TASK DESCRIPTION: Each record is to be printed exactly as given, down to the last mark.

- - - -

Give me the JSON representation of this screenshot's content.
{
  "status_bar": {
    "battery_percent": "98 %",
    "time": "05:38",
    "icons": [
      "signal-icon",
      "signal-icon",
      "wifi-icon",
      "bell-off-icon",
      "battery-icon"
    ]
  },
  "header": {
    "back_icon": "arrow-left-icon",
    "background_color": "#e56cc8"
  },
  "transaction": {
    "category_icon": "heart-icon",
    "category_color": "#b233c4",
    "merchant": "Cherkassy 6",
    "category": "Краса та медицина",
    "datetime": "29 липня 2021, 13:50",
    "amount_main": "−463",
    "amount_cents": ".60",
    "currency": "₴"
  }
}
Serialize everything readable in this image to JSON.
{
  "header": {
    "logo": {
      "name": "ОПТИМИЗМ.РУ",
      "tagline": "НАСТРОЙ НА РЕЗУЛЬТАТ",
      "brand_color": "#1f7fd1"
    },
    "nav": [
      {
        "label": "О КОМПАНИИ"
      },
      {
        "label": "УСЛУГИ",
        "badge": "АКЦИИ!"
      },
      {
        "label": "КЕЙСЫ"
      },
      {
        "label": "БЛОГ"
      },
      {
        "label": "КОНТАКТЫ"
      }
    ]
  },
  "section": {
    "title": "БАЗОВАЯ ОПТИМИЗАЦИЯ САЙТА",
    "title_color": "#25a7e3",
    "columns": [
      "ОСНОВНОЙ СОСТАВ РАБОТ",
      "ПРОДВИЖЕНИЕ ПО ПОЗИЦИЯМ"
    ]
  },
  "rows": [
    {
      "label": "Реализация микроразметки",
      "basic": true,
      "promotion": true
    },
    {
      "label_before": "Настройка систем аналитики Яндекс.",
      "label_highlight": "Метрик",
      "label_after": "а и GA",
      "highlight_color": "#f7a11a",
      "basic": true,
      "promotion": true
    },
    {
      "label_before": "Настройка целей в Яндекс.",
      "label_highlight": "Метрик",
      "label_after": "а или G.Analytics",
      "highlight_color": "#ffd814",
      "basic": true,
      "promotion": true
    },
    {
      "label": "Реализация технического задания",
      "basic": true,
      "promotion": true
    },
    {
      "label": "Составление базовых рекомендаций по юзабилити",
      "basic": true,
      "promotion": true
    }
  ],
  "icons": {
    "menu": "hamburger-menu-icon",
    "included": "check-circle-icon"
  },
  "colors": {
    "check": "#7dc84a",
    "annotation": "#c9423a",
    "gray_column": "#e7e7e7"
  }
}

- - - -

RESPONSE AREA:
Give me the JSON representation of this screenshot's content.
{
  "status_bar": {
    "battery_percent": "98 %",
    "time": "05:38",
    "icons": [
      "signal-icon",
      "signal-icon",
      "wifi-icon",
      "bell-off-icon",
      "battery-icon"
    ]
  },
  "header": {
    "back_icon": "arrow-left-icon",
    "background_color": "#e56cc8"
  },
  "transaction": {
    "category_icon": "heart-icon",
    "category_color": "#b233c4",
    "merchant": "Cherkassy 6",
    "category": "Краса та медицина",
    "datetime": "29 липня 2021, 13:50",
    "amount_main": "−463",
    "amount_cents": ".60",
    "currency": "₴"
  }
}
Serialize everything readable in this image to JSON.
{
  "header": {
    "logo": {
      "name": "ОПТИМИЗМ.РУ",
      "tagline": "НАСТРОЙ НА РЕЗУЛЬТАТ",
      "brand_color": "#1f7fd1"
    },
    "nav": [
      {
        "label": "О КОМПАНИИ"
      },
      {
        "label": "УСЛУГИ",
        "badge": "АКЦИИ!"
      },
      {
        "label": "КЕЙСЫ"
      },
      {
        "label": "БЛОГ"
      },
      {
        "label": "КОНТАКТЫ"
      }
    ]
  },
  "section": {
    "title": "БАЗОВАЯ ОПТИМИЗАЦИЯ САЙТА",
    "title_color": "#25a7e3",
    "columns": [
      "ОСНОВНОЙ СОСТАВ РАБОТ",
      "ПРОДВИЖЕНИЕ ПО ПОЗИЦИЯМ"
    ]
  },
  "rows": [
    {
      "label": "Реализация микроразметки",
      "basic": true,
      "promotion": true
    },
    {
      "label_before": "Настройка систем аналитики Яндекс.",
      "label_highlight": "Метрик",
      "label_after": "а и GA",
      "highlight_color": "#f7a11a",
      "basic": true,
      "promotion": true
    },
    {
      "label_before": "Настройка целей в Яндекс.",
      "label_highlight": "Метрик",
      "label_after": "а или G.Analytics",
      "highlight_color": "#ffd814",
      "basic": true,
      "promotion": true
    },
    {
      "label": "Реализация технического задания",
      "basic": true,
      "promotion": true
    },
    {
      "label": "Составление базовых рекомендаций по юзабилити",
      "basic": true,
      "promotion": true
    }
  ],
  "icons": {
    "menu": "hamburger-menu-icon",
    "included": "check-circle-icon"
  },
  "colors": {
    "check": "#7dc84a",
    "annotation": "#c9423a",
    "gray_column": "#e7e7e7"
  }
}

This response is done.